Prime ingredients for big deer anywhere outside selective breeding facilities for captive deer is age, exceptional food sources and genetics. It is evident at 5 1/2 years that Dwyer's buck had achieved great antler growth. Minerals from the Bosque County soils no doubt helped produce the No. 3 ingredient, and wise management by the ranch owner helped complete the formula.
"We are right at the top of the Hill Country," said Roy Eddins, owner of the 800-acre RSP Ranch whose name is derived from the initials of two family members and himself. "We have lots of good water and cover for the deer and we don't do any commercial hunting. It is hunted only by family members and friends. We feed year 'round, about half corn and half protein called Antler Max. In fact we just added four new feeders."
Eddins said his ranch is "heavily manicured" and has lots of pecans, oaks and cedars. "A Texas Parks and Wildlife biologist told me we have a lot of different types of browse that benefits the deer," Eddins said. "We have been feeding the deer for eight years now, but they feed on natural foods more than they do the feed.

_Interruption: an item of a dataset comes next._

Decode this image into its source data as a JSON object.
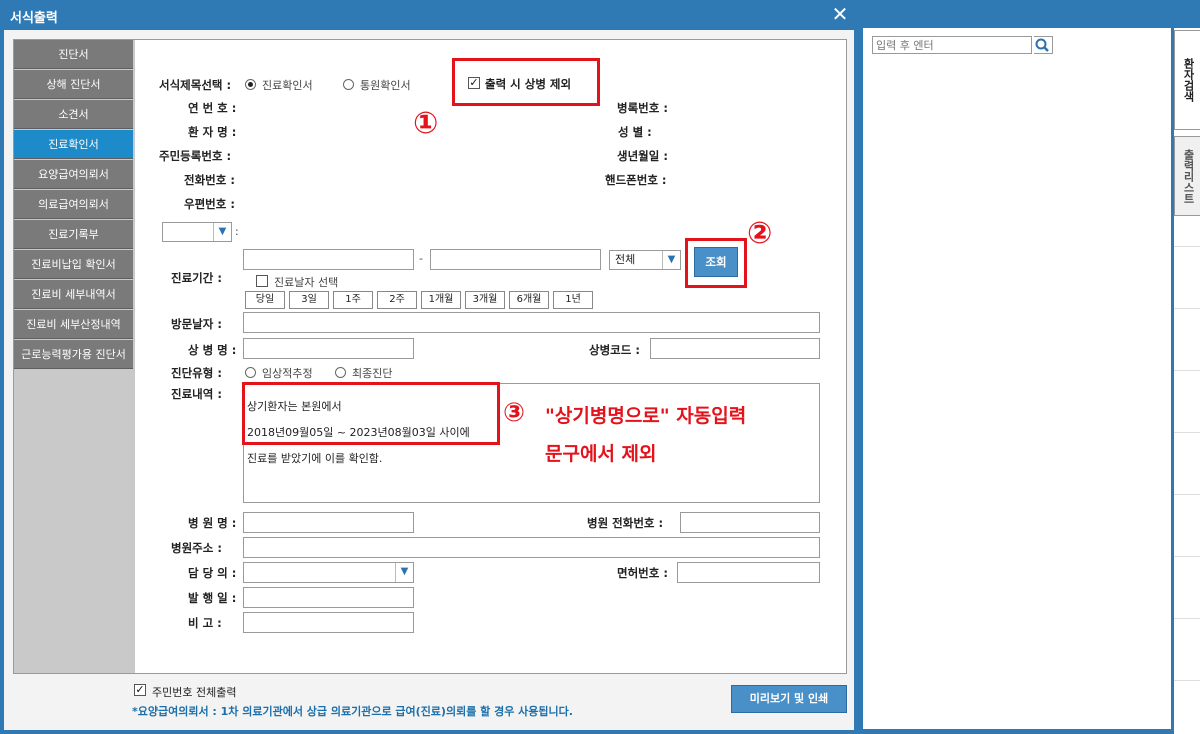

Although Eddins does not know what the buck-doe ratio is, the buck
population is extremely high. "My place used to be a cattle ranch, but now it's just a beautiful place with lots of wildlife," he said. "There are a lot of hills and we have tried to make it a really beautiful place by clearing out a few places. We have two really nice lakes that benefit the wildlife, too."
Eddins said he has not implemented any kind of strict management program of his own for the deer on his ranch. "We follow the Texas Parks and Wildlife Department recommendations," Eddins said. "We really haven't taken very many deer off the ranch."

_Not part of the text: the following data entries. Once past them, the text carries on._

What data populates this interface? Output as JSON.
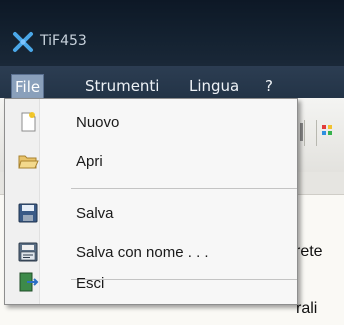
{
  "window": {
    "title": "TiF453"
  },
  "menubar": {
    "items": [
      "File",
      "Strumenti",
      "Lingua",
      "?"
    ]
  },
  "file_menu": {
    "items": [
      {
        "label": "Nuovo",
        "icon": "new-document-icon"
      },
      {
        "label": "Apri",
        "icon": "open-folder-icon"
      },
      {
        "label": "Salva",
        "icon": "save-disk-icon"
      },
      {
        "label": "Salva con nome . . .",
        "icon": "save-as-icon"
      },
      {
        "label": "Esci",
        "icon": "exit-door-icon"
      }
    ]
  },
  "background": {
    "text_1": "rete",
    "text_2": "rali"
  }
}
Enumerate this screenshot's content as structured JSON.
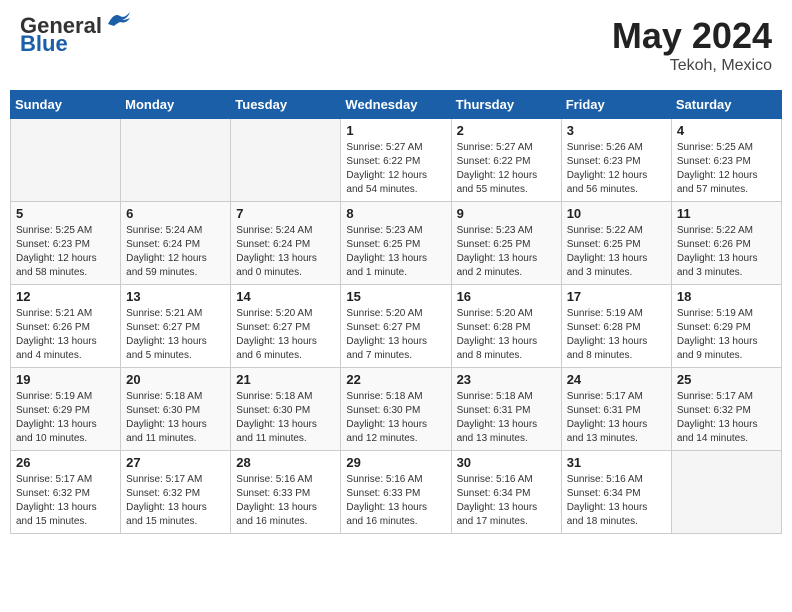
{
  "header": {
    "logo_general": "General",
    "logo_blue": "Blue",
    "month_year": "May 2024",
    "location": "Tekoh, Mexico"
  },
  "days_of_week": [
    "Sunday",
    "Monday",
    "Tuesday",
    "Wednesday",
    "Thursday",
    "Friday",
    "Saturday"
  ],
  "weeks": [
    [
      {
        "day": "",
        "info": ""
      },
      {
        "day": "",
        "info": ""
      },
      {
        "day": "",
        "info": ""
      },
      {
        "day": "1",
        "info": "Sunrise: 5:27 AM\nSunset: 6:22 PM\nDaylight: 12 hours\nand 54 minutes."
      },
      {
        "day": "2",
        "info": "Sunrise: 5:27 AM\nSunset: 6:22 PM\nDaylight: 12 hours\nand 55 minutes."
      },
      {
        "day": "3",
        "info": "Sunrise: 5:26 AM\nSunset: 6:23 PM\nDaylight: 12 hours\nand 56 minutes."
      },
      {
        "day": "4",
        "info": "Sunrise: 5:25 AM\nSunset: 6:23 PM\nDaylight: 12 hours\nand 57 minutes."
      }
    ],
    [
      {
        "day": "5",
        "info": "Sunrise: 5:25 AM\nSunset: 6:23 PM\nDaylight: 12 hours\nand 58 minutes."
      },
      {
        "day": "6",
        "info": "Sunrise: 5:24 AM\nSunset: 6:24 PM\nDaylight: 12 hours\nand 59 minutes."
      },
      {
        "day": "7",
        "info": "Sunrise: 5:24 AM\nSunset: 6:24 PM\nDaylight: 13 hours\nand 0 minutes."
      },
      {
        "day": "8",
        "info": "Sunrise: 5:23 AM\nSunset: 6:25 PM\nDaylight: 13 hours\nand 1 minute."
      },
      {
        "day": "9",
        "info": "Sunrise: 5:23 AM\nSunset: 6:25 PM\nDaylight: 13 hours\nand 2 minutes."
      },
      {
        "day": "10",
        "info": "Sunrise: 5:22 AM\nSunset: 6:25 PM\nDaylight: 13 hours\nand 3 minutes."
      },
      {
        "day": "11",
        "info": "Sunrise: 5:22 AM\nSunset: 6:26 PM\nDaylight: 13 hours\nand 3 minutes."
      }
    ],
    [
      {
        "day": "12",
        "info": "Sunrise: 5:21 AM\nSunset: 6:26 PM\nDaylight: 13 hours\nand 4 minutes."
      },
      {
        "day": "13",
        "info": "Sunrise: 5:21 AM\nSunset: 6:27 PM\nDaylight: 13 hours\nand 5 minutes."
      },
      {
        "day": "14",
        "info": "Sunrise: 5:20 AM\nSunset: 6:27 PM\nDaylight: 13 hours\nand 6 minutes."
      },
      {
        "day": "15",
        "info": "Sunrise: 5:20 AM\nSunset: 6:27 PM\nDaylight: 13 hours\nand 7 minutes."
      },
      {
        "day": "16",
        "info": "Sunrise: 5:20 AM\nSunset: 6:28 PM\nDaylight: 13 hours\nand 8 minutes."
      },
      {
        "day": "17",
        "info": "Sunrise: 5:19 AM\nSunset: 6:28 PM\nDaylight: 13 hours\nand 8 minutes."
      },
      {
        "day": "18",
        "info": "Sunrise: 5:19 AM\nSunset: 6:29 PM\nDaylight: 13 hours\nand 9 minutes."
      }
    ],
    [
      {
        "day": "19",
        "info": "Sunrise: 5:19 AM\nSunset: 6:29 PM\nDaylight: 13 hours\nand 10 minutes."
      },
      {
        "day": "20",
        "info": "Sunrise: 5:18 AM\nSunset: 6:30 PM\nDaylight: 13 hours\nand 11 minutes."
      },
      {
        "day": "21",
        "info": "Sunrise: 5:18 AM\nSunset: 6:30 PM\nDaylight: 13 hours\nand 11 minutes."
      },
      {
        "day": "22",
        "info": "Sunrise: 5:18 AM\nSunset: 6:30 PM\nDaylight: 13 hours\nand 12 minutes."
      },
      {
        "day": "23",
        "info": "Sunrise: 5:18 AM\nSunset: 6:31 PM\nDaylight: 13 hours\nand 13 minutes."
      },
      {
        "day": "24",
        "info": "Sunrise: 5:17 AM\nSunset: 6:31 PM\nDaylight: 13 hours\nand 13 minutes."
      },
      {
        "day": "25",
        "info": "Sunrise: 5:17 AM\nSunset: 6:32 PM\nDaylight: 13 hours\nand 14 minutes."
      }
    ],
    [
      {
        "day": "26",
        "info": "Sunrise: 5:17 AM\nSunset: 6:32 PM\nDaylight: 13 hours\nand 15 minutes."
      },
      {
        "day": "27",
        "info": "Sunrise: 5:17 AM\nSunset: 6:32 PM\nDaylight: 13 hours\nand 15 minutes."
      },
      {
        "day": "28",
        "info": "Sunrise: 5:16 AM\nSunset: 6:33 PM\nDaylight: 13 hours\nand 16 minutes."
      },
      {
        "day": "29",
        "info": "Sunrise: 5:16 AM\nSunset: 6:33 PM\nDaylight: 13 hours\nand 16 minutes."
      },
      {
        "day": "30",
        "info": "Sunrise: 5:16 AM\nSunset: 6:34 PM\nDaylight: 13 hours\nand 17 minutes."
      },
      {
        "day": "31",
        "info": "Sunrise: 5:16 AM\nSunset: 6:34 PM\nDaylight: 13 hours\nand 18 minutes."
      },
      {
        "day": "",
        "info": ""
      }
    ]
  ]
}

Eddins said no one had ever reported seeing Dwyer's buck before it was shot. "We have had several 10- and 12-pointers taken, but we never have seen a really monster buck. Most of our deer average around 135 pounds, but I think Chris' buck weighed somewhere around 160 pounds. It was a really fine deer and I'm proud for him."